**Assigned task:** Read through the data below and state how many of its lines contain the word "Solution", adding nothing.

**Provided material:**
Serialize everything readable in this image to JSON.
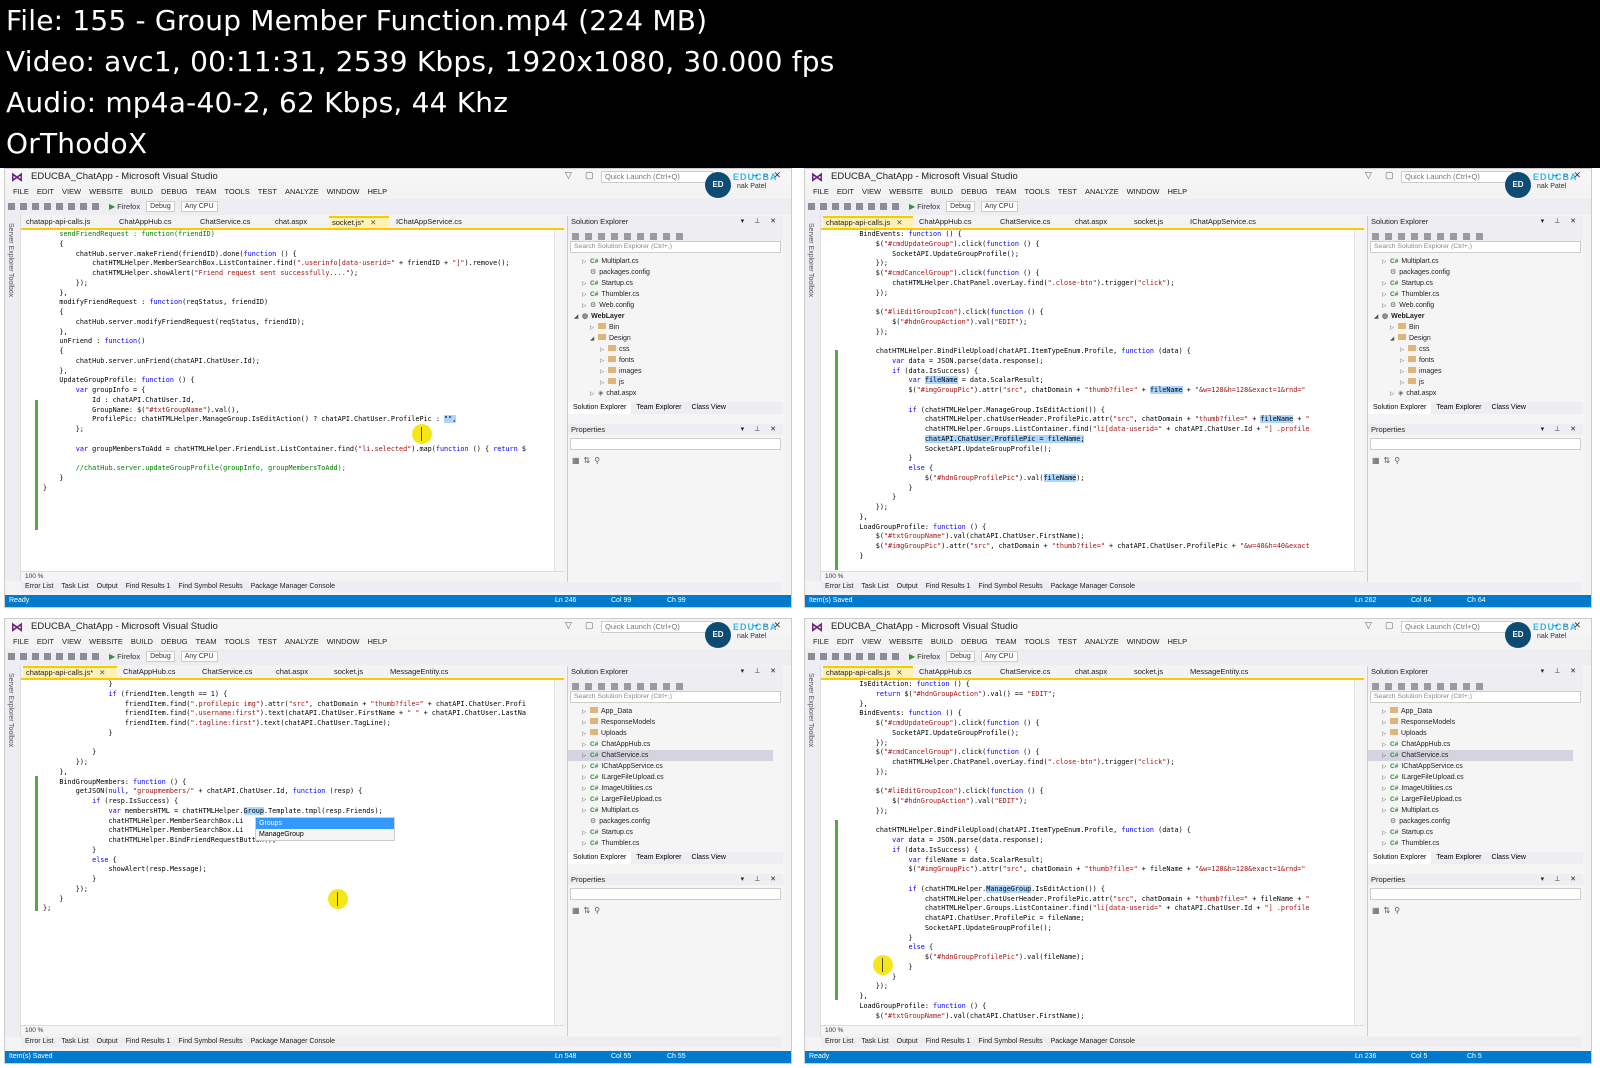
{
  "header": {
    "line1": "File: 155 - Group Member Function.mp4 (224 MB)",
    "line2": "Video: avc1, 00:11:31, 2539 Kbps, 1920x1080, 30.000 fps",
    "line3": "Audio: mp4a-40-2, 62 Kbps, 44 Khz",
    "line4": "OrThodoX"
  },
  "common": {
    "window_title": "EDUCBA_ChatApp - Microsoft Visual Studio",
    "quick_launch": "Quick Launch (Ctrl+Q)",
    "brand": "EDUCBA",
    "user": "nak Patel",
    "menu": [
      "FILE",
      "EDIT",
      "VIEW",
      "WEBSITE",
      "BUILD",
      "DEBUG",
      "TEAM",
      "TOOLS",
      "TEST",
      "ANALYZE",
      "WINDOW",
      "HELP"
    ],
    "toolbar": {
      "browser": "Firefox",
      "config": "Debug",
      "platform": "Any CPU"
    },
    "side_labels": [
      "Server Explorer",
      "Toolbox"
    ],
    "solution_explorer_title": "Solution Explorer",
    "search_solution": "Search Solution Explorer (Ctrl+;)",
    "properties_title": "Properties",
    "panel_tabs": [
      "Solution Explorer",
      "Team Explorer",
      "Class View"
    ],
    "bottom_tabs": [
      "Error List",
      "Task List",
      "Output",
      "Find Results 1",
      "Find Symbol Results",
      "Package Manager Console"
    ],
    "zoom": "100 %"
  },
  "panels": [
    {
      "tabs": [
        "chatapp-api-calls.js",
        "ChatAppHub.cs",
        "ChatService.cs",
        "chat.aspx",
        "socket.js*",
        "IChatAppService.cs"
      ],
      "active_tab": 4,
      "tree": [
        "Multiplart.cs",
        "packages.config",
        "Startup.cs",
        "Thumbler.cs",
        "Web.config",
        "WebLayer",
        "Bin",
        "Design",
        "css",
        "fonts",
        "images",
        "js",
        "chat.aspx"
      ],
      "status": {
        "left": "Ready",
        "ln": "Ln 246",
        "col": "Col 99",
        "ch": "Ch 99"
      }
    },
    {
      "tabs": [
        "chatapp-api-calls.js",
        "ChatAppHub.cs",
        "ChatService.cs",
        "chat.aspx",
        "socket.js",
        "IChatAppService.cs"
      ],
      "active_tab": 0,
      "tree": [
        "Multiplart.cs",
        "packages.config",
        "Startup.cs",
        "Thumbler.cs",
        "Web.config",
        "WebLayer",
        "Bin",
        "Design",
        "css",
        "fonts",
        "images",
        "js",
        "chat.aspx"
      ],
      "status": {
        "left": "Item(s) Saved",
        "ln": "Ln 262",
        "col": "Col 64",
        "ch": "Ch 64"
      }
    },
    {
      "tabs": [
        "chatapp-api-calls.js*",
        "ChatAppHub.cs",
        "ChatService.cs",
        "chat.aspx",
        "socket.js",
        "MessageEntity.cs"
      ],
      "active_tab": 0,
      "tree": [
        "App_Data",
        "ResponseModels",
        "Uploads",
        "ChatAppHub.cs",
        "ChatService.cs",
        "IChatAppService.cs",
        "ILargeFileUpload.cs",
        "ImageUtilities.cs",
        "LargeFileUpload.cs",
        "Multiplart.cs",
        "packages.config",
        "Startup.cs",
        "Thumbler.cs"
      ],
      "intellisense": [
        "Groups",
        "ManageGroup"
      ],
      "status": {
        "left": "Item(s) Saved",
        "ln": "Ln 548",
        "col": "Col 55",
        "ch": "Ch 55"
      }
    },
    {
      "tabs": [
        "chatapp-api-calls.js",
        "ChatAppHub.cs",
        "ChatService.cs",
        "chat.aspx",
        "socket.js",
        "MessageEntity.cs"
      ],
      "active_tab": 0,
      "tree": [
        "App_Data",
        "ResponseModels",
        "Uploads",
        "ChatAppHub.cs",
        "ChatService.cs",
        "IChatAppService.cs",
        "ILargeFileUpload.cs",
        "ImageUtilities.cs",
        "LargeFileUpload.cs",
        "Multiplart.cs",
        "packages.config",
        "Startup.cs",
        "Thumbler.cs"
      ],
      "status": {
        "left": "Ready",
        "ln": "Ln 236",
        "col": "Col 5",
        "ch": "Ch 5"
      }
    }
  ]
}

**Response area:** 3